### ASSIGNMENT
Check every line below for the word "data" and copy the ones that have it.

Items from an interface collection

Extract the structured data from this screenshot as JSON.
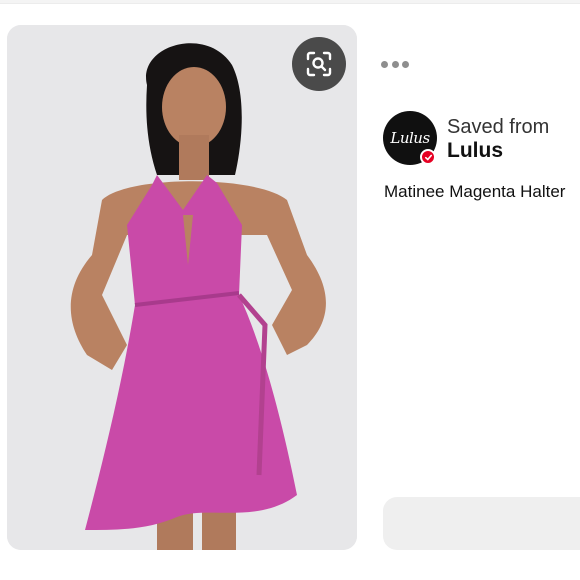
{
  "pin": {
    "image_alt": "Woman wearing a magenta halter wrap dress",
    "colors": {
      "dress": "#c94aa8",
      "background": "#e7e7e9"
    }
  },
  "actions": {
    "lens_icon": "visual-search-icon",
    "more_icon": "ellipsis-icon"
  },
  "source": {
    "avatar_text": "Lulus",
    "saved_label": "Saved from",
    "name": "Lulus",
    "verified_icon": "verified-check-icon",
    "badge_color": "#e60023"
  },
  "title": "Matinee Magenta Halter"
}
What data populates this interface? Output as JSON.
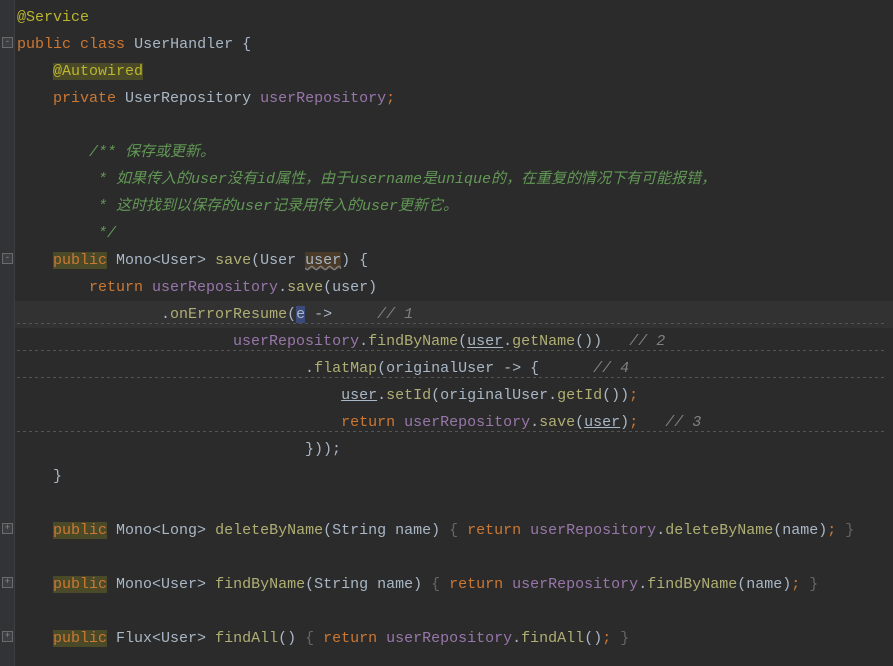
{
  "code": {
    "l1_anno": "@Service",
    "l2_public": "public",
    "l2_class": "class",
    "l2_name": "UserHandler",
    "l2_brace": " {",
    "l3_anno": "@Autowired",
    "l4_private": "private",
    "l4_type": "UserRepository",
    "l4_field": "userRepository",
    "l4_semi": ";",
    "l6_doc1": "/** 保存或更新。",
    "l7_doc2": " * 如果传入的user没有id属性，由于username是unique的，在重复的情况下有可能报错，",
    "l8_doc3": " * 这时找到以保存的user记录用传入的user更新它。",
    "l9_doc4": " */",
    "l10_public": "public",
    "l10_type": "Mono<User>",
    "l10_method": "save",
    "l10_p1": "(User",
    "l10_p2": "user",
    "l10_p3": ")",
    "l10_brace": " {",
    "l11_return": "return",
    "l11_field": " userRepository",
    "l11_dot": ".",
    "l11_save": "save",
    "l11_u": "(user)",
    "l12_dot": ".",
    "l12_m": "onErrorResume",
    "l12_p": "(",
    "l12_lambda_e": "e",
    "l12_arrow": " ->",
    "l12_c": "   // 1",
    "l13_field": "userRepository",
    "l13_dot": ".",
    "l13_m": "findByName",
    "l13_p": "(",
    "l13_u": "user",
    "l13_dot2": ".",
    "l13_m2": "getName",
    "l13_p2": "())",
    "l13_c": "   // 2",
    "l14_dot": ".",
    "l14_m": "flatMap",
    "l14_p": "(originalUser -> {",
    "l14_c": "      // 4",
    "l15_u": "user",
    "l15_dot": ".",
    "l15_m": "setId",
    "l15_p": "(originalUser.",
    "l15_m2": "getId",
    "l15_p2": "())",
    "l15_semi": ";",
    "l16_return": "return",
    "l16_field": " userRepository",
    "l16_dot": ".",
    "l16_m": "save",
    "l16_p": "(",
    "l16_u": "user",
    "l16_p2": ")",
    "l16_semi": ";",
    "l16_c": "   // 3",
    "l17_close": "}));",
    "l18_brace": "}",
    "l20_public": "public",
    "l20_type": " Mono<Long>",
    "l20_method": " deleteByName",
    "l20_param": "(String name)",
    "l20_b1": " {",
    "l20_return": " return",
    "l20_field": " userRepository",
    "l20_dot": ".",
    "l20_m": "deleteByName",
    "l20_p": "(name)",
    "l20_semi": ";",
    "l20_b2": " }",
    "l22_public": "public",
    "l22_type": " Mono<User>",
    "l22_method": " findByName",
    "l22_param": "(String name)",
    "l22_b1": " {",
    "l22_return": " return",
    "l22_field": " userRepository",
    "l22_dot": ".",
    "l22_m": "findByName",
    "l22_p": "(name)",
    "l22_semi": ";",
    "l22_b2": " }",
    "l24_public": "public",
    "l24_type": " Flux<User>",
    "l24_method": " findAll",
    "l24_param": "()",
    "l24_b1": " {",
    "l24_return": " return",
    "l24_field": " userRepository",
    "l24_dot": ".",
    "l24_m": "findAll",
    "l24_p": "()",
    "l24_semi": ";",
    "l24_b2": " }"
  }
}
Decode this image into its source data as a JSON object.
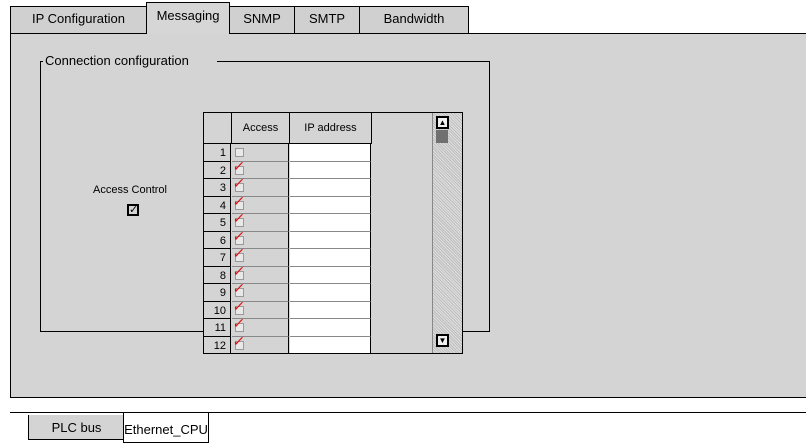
{
  "tabs": [
    {
      "label": "IP  Configuration",
      "active": false
    },
    {
      "label": "Messaging",
      "active": true
    },
    {
      "label": "SNMP",
      "active": false
    },
    {
      "label": "SMTP",
      "active": false
    },
    {
      "label": "Bandwidth",
      "active": false
    }
  ],
  "connection": {
    "group_title": "Connection configuration",
    "access_control_label": "Access Control",
    "access_control_checked": true
  },
  "table": {
    "columns": [
      "Access",
      "IP address"
    ],
    "rows": [
      {
        "num": "1",
        "access": false,
        "ip": ""
      },
      {
        "num": "2",
        "access": true,
        "ip": ""
      },
      {
        "num": "3",
        "access": true,
        "ip": ""
      },
      {
        "num": "4",
        "access": true,
        "ip": ""
      },
      {
        "num": "5",
        "access": true,
        "ip": ""
      },
      {
        "num": "6",
        "access": true,
        "ip": ""
      },
      {
        "num": "7",
        "access": true,
        "ip": ""
      },
      {
        "num": "8",
        "access": true,
        "ip": ""
      },
      {
        "num": "9",
        "access": true,
        "ip": ""
      },
      {
        "num": "10",
        "access": true,
        "ip": ""
      },
      {
        "num": "11",
        "access": true,
        "ip": ""
      },
      {
        "num": "12",
        "access": true,
        "ip": ""
      }
    ]
  },
  "bottom_tabs": [
    {
      "label": "PLC bus",
      "active": false
    },
    {
      "label": "Ethernet_CPU",
      "active": true
    }
  ],
  "colors": {
    "panel_bg": "#d4d4d4",
    "check_red": "#e01010"
  }
}
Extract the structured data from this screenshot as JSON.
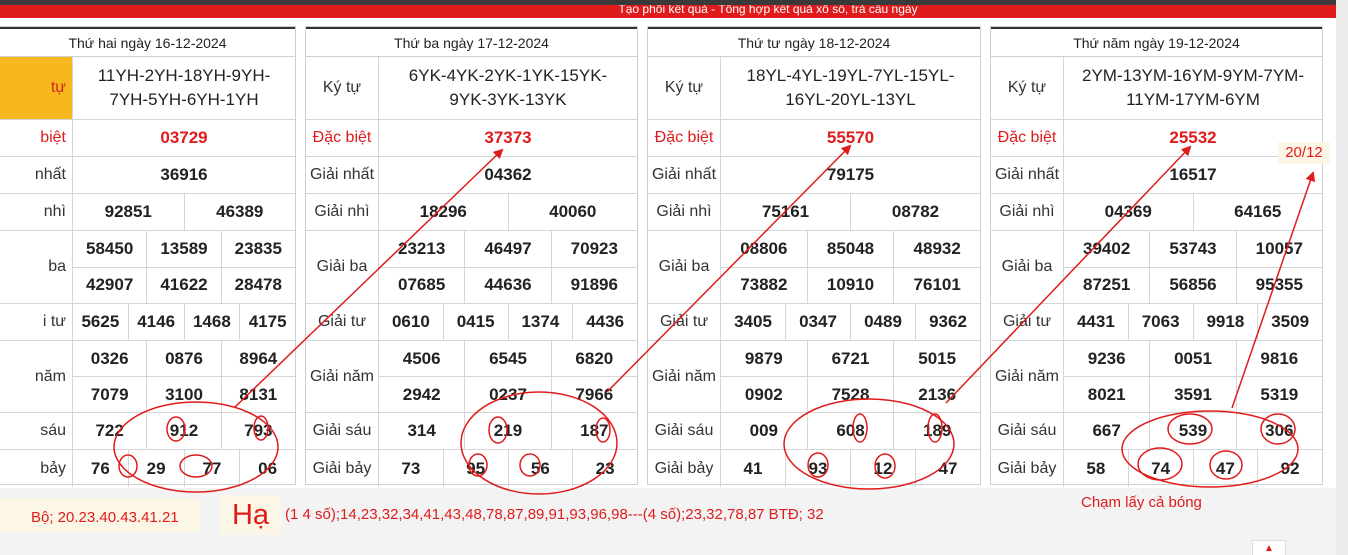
{
  "header": {
    "banner_text": "Tạo phôi kết quả - Tổng hợp kết quả xổ số, trả cầu ngày"
  },
  "labels": {
    "ky_tu": "Ký tự",
    "dac_biet": "Đặc biệt",
    "giai_nhat": "Giải nhất",
    "giai_nhi": "Giải nhì",
    "giai_ba": "Giải ba",
    "giai_tu": "Giải tư",
    "giai_nam": "Giải năm",
    "giai_sau": "Giải sáu",
    "giai_bay": "Giải bảy"
  },
  "first_labels": {
    "ky_tu": "tự",
    "dac_biet": "biệt",
    "giai_nhat": "nhất",
    "giai_nhi": "nhì",
    "giai_ba": "ba",
    "giai_tu": "i tư",
    "giai_nam": "năm",
    "giai_sau": "sáu",
    "giai_bay": "bảy"
  },
  "cards": [
    {
      "date": "Thứ hai ngày 16-12-2024",
      "ky_tu": "11YH-2YH-18YH-9YH-7YH-5YH-6YH-1YH",
      "dac_biet": "03729",
      "giai_nhat": "36916",
      "giai_nhi": [
        "92851",
        "46389"
      ],
      "giai_ba": [
        "58450",
        "13589",
        "23835",
        "42907",
        "41622",
        "28478"
      ],
      "giai_tu": [
        "5625",
        "4146",
        "1468",
        "4175"
      ],
      "giai_nam": [
        "0326",
        "0876",
        "8964",
        "7079",
        "3100",
        "8131"
      ],
      "giai_sau": [
        "722",
        "912",
        "793"
      ],
      "giai_bay": [
        "76",
        "29",
        "77",
        "06"
      ]
    },
    {
      "date": "Thứ ba ngày 17-12-2024",
      "ky_tu": "6YK-4YK-2YK-1YK-15YK-9YK-3YK-13YK",
      "dac_biet": "37373",
      "giai_nhat": "04362",
      "giai_nhi": [
        "18296",
        "40060"
      ],
      "giai_ba": [
        "23213",
        "46497",
        "70923",
        "07685",
        "44636",
        "91896"
      ],
      "giai_tu": [
        "0610",
        "0415",
        "1374",
        "4436"
      ],
      "giai_nam": [
        "4506",
        "6545",
        "6820",
        "2942",
        "0237",
        "7966"
      ],
      "giai_sau": [
        "314",
        "219",
        "187"
      ],
      "giai_bay": [
        "73",
        "95",
        "56",
        "23"
      ]
    },
    {
      "date": "Thứ tư ngày 18-12-2024",
      "ky_tu": "18YL-4YL-19YL-7YL-15YL-16YL-20YL-13YL",
      "dac_biet": "55570",
      "giai_nhat": "79175",
      "giai_nhi": [
        "75161",
        "08782"
      ],
      "giai_ba": [
        "08806",
        "85048",
        "48932",
        "73882",
        "10910",
        "76101"
      ],
      "giai_tu": [
        "3405",
        "0347",
        "0489",
        "9362"
      ],
      "giai_nam": [
        "9879",
        "6721",
        "5015",
        "0902",
        "7528",
        "2136"
      ],
      "giai_sau": [
        "009",
        "608",
        "189"
      ],
      "giai_bay": [
        "41",
        "93",
        "12",
        "47"
      ]
    },
    {
      "date": "Thứ năm ngày 19-12-2024",
      "ky_tu": "2YM-13YM-16YM-9YM-7YM-11YM-17YM-6YM",
      "dac_biet": "25532",
      "giai_nhat": "16517",
      "giai_nhi": [
        "04369",
        "64165"
      ],
      "giai_ba": [
        "39402",
        "53743",
        "10057",
        "87251",
        "56856",
        "95355"
      ],
      "giai_tu": [
        "4431",
        "7063",
        "9918",
        "3509"
      ],
      "giai_nam": [
        "9236",
        "0051",
        "9816",
        "8021",
        "3591",
        "5319"
      ],
      "giai_sau": [
        "667",
        "539",
        "306"
      ],
      "giai_bay": [
        "58",
        "74",
        "47",
        "92"
      ]
    }
  ],
  "annotations": {
    "date_label": "20/12",
    "bo": "Bộ; 20.23.40.43.41.21",
    "ha": "Hạ",
    "list": "(1 4 số);14,23,32,34,41,43,48,78,87,89,91,93,96,98---(4 số);23,32,78,87 BTĐ; 32",
    "cham": "Chạm lấy cả bóng"
  },
  "colors": {
    "accent_red": "#e01b1b",
    "highlight_yellow": "#f6b81c",
    "note_bg": "#fbf6e6"
  },
  "icons": {
    "scroll_top": "chevron-up-icon"
  }
}
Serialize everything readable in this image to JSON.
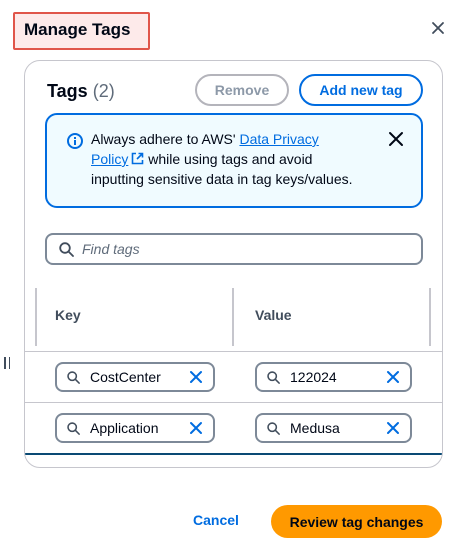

### WORKED SOLUTION
Extract the structured data from this screenshot as JSON.
What data populates this interface? Output as JSON.
Decode this image into its source data as a JSON object.
Extract the structured data from this screenshot as JSON.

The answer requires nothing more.